─── EXERCISE MATERIALS ───

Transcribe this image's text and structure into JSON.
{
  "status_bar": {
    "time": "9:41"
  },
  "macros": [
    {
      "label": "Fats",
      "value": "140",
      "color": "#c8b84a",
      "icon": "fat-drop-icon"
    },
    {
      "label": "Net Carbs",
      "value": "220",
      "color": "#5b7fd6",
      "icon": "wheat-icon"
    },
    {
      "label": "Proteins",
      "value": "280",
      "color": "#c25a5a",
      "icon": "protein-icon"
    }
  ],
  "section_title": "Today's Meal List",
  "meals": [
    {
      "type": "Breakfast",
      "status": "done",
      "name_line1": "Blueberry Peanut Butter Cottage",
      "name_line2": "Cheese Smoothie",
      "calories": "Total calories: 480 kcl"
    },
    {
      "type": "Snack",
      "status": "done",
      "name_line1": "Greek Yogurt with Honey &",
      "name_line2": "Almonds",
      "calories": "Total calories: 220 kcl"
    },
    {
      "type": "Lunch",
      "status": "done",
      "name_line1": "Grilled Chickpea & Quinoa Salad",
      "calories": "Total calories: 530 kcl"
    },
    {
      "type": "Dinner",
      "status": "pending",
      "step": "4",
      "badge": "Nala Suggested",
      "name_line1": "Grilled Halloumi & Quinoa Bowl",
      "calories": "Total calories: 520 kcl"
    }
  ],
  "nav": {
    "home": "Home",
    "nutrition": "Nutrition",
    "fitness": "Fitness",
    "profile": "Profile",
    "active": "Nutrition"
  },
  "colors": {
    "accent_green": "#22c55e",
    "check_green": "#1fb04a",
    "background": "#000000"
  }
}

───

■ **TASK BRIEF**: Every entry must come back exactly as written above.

■ **SOLUTION**:
Transcribe this image's text and structure into JSON.
{
  "status_bar": {
    "time": "9:41"
  },
  "macros": [
    {
      "label": "Fats",
      "value": "140",
      "color": "#c8b84a",
      "icon": "fat-drop-icon"
    },
    {
      "label": "Net Carbs",
      "value": "220",
      "color": "#5b7fd6",
      "icon": "wheat-icon"
    },
    {
      "label": "Proteins",
      "value": "280",
      "color": "#c25a5a",
      "icon": "protein-icon"
    }
  ],
  "section_title": "Today's Meal List",
  "meals": [
    {
      "type": "Breakfast",
      "status": "done",
      "name_line1": "Blueberry Peanut Butter Cottage",
      "name_line2": "Cheese Smoothie",
      "calories": "Total calories: 480 kcl"
    },
    {
      "type": "Snack",
      "status": "done",
      "name_line1": "Greek Yogurt with Honey &",
      "name_line2": "Almonds",
      "calories": "Total calories: 220 kcl"
    },
    {
      "type": "Lunch",
      "status": "done",
      "name_line1": "Grilled Chickpea & Quinoa Salad",
      "calories": "Total calories: 530 kcl"
    },
    {
      "type": "Dinner",
      "status": "pending",
      "step": "4",
      "badge": "Nala Suggested",
      "name_line1": "Grilled Halloumi & Quinoa Bowl",
      "calories": "Total calories: 520 kcl"
    }
  ],
  "nav": {
    "home": "Home",
    "nutrition": "Nutrition",
    "fitness": "Fitness",
    "profile": "Profile",
    "active": "Nutrition"
  },
  "colors": {
    "accent_green": "#22c55e",
    "check_green": "#1fb04a",
    "background": "#000000"
  }
}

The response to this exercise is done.